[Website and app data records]
- - -

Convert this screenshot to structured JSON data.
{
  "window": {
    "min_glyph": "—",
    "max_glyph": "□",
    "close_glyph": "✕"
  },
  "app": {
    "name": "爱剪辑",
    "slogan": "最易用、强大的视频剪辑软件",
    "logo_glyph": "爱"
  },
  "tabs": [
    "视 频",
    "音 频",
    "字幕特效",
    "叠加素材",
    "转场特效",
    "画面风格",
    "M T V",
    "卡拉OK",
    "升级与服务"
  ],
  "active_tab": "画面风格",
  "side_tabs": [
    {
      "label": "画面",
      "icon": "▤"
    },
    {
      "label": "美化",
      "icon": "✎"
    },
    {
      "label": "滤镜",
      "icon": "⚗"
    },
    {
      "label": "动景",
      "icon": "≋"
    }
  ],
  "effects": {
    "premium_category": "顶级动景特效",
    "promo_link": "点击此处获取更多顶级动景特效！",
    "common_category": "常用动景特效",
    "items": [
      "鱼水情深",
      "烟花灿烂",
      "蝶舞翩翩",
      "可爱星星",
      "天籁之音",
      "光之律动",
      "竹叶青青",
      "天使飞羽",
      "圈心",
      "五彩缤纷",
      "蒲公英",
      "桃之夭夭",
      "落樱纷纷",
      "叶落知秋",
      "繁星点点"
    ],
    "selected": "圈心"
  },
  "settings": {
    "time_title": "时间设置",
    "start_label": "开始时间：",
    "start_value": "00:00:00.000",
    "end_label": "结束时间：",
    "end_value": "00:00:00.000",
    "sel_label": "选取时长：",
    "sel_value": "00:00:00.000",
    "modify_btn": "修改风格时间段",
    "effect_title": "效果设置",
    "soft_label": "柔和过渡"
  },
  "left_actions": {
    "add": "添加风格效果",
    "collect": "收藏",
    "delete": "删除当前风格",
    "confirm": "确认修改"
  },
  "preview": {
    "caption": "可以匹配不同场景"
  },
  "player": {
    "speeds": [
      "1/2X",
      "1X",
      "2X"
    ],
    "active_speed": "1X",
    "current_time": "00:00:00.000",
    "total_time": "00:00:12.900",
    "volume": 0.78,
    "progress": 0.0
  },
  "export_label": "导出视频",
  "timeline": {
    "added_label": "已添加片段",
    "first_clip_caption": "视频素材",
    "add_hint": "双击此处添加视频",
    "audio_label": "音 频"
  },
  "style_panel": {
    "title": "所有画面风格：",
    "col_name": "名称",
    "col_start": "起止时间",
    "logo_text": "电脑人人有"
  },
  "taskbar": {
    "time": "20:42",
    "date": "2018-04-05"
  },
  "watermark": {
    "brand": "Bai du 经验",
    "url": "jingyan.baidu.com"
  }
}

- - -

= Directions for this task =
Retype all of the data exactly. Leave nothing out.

= Answer area =
Convert this screenshot to structured JSON data.
{
  "window": {
    "min_glyph": "—",
    "max_glyph": "□",
    "close_glyph": "✕"
  },
  "app": {
    "name": "爱剪辑",
    "slogan": "最易用、强大的视频剪辑软件",
    "logo_glyph": "爱"
  },
  "tabs": [
    "视 频",
    "音 频",
    "字幕特效",
    "叠加素材",
    "转场特效",
    "画面风格",
    "M T V",
    "卡拉OK",
    "升级与服务"
  ],
  "active_tab": "画面风格",
  "side_tabs": [
    {
      "label": "画面",
      "icon": "▤"
    },
    {
      "label": "美化",
      "icon": "✎"
    },
    {
      "label": "滤镜",
      "icon": "⚗"
    },
    {
      "label": "动景",
      "icon": "≋"
    }
  ],
  "effects": {
    "premium_category": "顶级动景特效",
    "promo_link": "点击此处获取更多顶级动景特效！",
    "common_category": "常用动景特效",
    "items": [
      "鱼水情深",
      "烟花灿烂",
      "蝶舞翩翩",
      "可爱星星",
      "天籁之音",
      "光之律动",
      "竹叶青青",
      "天使飞羽",
      "圈心",
      "五彩缤纷",
      "蒲公英",
      "桃之夭夭",
      "落樱纷纷",
      "叶落知秋",
      "繁星点点"
    ],
    "selected": "圈心"
  },
  "settings": {
    "time_title": "时间设置",
    "start_label": "开始时间：",
    "start_value": "00:00:00.000",
    "end_label": "结束时间：",
    "end_value": "00:00:00.000",
    "sel_label": "选取时长：",
    "sel_value": "00:00:00.000",
    "modify_btn": "修改风格时间段",
    "effect_title": "效果设置",
    "soft_label": "柔和过渡"
  },
  "left_actions": {
    "add": "添加风格效果",
    "collect": "收藏",
    "delete": "删除当前风格",
    "confirm": "确认修改"
  },
  "preview": {
    "caption": "可以匹配不同场景"
  },
  "player": {
    "speeds": [
      "1/2X",
      "1X",
      "2X"
    ],
    "active_speed": "1X",
    "current_time": "00:00:00.000",
    "total_time": "00:00:12.900",
    "volume": 0.78,
    "progress": 0.0
  },
  "export_label": "导出视频",
  "timeline": {
    "added_label": "已添加片段",
    "first_clip_caption": "视频素材",
    "add_hint": "双击此处添加视频",
    "audio_label": "音 频"
  },
  "style_panel": {
    "title": "所有画面风格：",
    "col_name": "名称",
    "col_start": "起止时间",
    "logo_text": "电脑人人有"
  },
  "taskbar": {
    "time": "20:42",
    "date": "2018-04-05"
  },
  "watermark": {
    "brand": "Bai du 经验",
    "url": "jingyan.baidu.com"
  }
}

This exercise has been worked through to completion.